My very first viral tweet, in fact. It turns out that many other people have strong feeling date formats.
There is one correct way to write a date and it's YYYY-MM-DD. https://t.co/HcpEUblwCE
— Kristin Briney (@KristinBriney) July 3, 2018
I think that the benefits of the YYYY-MM-DD format are obvious, but I’m also the oddball who has the international date standard number memorized (it’s ISO 8601, by the way). These benefits are likely not obvious to everyone else, even to my data librarian peers who regularly deal with consistency in data formatting. Thus the lament in a reply to my tweet:
I wish this were more obvious in our profession. https://t.co/9GYEKyJ0wL
— Yasmeen Shorish (@yasmeen_azadi) July 4, 2018
Yasmeen’s reply got me thinking about the small-but-significant number of times I’ve seen data librarian peers putting dates into non-YYYY-MM-DD formats. It also prompted me to go from occasionally grumping to myself about this issue to full-on ranting to others in the form of a commentary in one of my field’s journals.
All this is to say that you should check out my latest publication in the Journal of eScience Librarianship: “The Problem with Dates: Applying ISO 8601 to Research Data Management.” The redux is that I implore you to learn about the ISO 8601 standard and use it in your research data management. From experience I can say that it’s one of the best data tricks I know.

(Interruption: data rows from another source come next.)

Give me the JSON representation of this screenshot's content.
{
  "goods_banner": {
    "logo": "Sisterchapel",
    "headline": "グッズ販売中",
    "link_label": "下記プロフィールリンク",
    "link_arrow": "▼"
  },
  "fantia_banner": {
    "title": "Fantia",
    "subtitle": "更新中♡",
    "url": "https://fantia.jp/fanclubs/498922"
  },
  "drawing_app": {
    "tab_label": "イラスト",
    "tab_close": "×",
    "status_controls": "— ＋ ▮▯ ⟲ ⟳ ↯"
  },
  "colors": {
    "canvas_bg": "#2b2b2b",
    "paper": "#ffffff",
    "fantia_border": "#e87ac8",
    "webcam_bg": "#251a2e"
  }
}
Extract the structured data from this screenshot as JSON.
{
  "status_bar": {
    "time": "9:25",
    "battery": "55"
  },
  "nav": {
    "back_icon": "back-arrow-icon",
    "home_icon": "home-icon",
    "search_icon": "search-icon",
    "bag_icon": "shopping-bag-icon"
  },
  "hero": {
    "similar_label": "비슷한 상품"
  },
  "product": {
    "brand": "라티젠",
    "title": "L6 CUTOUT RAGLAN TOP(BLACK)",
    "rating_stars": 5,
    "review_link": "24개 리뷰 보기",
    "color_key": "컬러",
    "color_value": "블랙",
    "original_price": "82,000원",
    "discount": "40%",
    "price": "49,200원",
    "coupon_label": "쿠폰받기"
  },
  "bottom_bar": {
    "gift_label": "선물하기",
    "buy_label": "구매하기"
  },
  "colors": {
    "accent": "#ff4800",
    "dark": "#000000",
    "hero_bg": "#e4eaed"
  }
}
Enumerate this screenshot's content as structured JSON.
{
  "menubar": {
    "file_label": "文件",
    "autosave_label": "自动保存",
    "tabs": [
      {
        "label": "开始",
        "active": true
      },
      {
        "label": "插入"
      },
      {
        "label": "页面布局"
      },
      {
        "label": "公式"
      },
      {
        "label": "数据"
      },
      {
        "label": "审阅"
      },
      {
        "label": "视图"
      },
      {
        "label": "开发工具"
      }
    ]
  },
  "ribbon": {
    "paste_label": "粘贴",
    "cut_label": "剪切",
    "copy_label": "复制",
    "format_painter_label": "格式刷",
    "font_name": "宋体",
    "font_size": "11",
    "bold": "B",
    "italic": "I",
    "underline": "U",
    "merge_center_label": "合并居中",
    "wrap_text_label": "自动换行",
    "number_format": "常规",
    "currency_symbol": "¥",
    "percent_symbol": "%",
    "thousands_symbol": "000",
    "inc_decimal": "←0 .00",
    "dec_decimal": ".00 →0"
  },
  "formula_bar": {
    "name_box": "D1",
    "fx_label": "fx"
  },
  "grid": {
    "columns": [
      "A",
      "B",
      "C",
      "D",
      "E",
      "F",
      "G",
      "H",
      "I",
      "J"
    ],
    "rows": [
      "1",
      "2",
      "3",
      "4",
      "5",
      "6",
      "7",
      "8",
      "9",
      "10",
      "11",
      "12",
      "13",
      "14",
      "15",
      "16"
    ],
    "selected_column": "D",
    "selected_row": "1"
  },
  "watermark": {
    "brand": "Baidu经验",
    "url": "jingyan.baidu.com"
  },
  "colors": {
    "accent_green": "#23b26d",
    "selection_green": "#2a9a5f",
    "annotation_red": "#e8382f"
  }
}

[PS. 10 points to anyone who catches the Harry Potter Easter egg in the article.]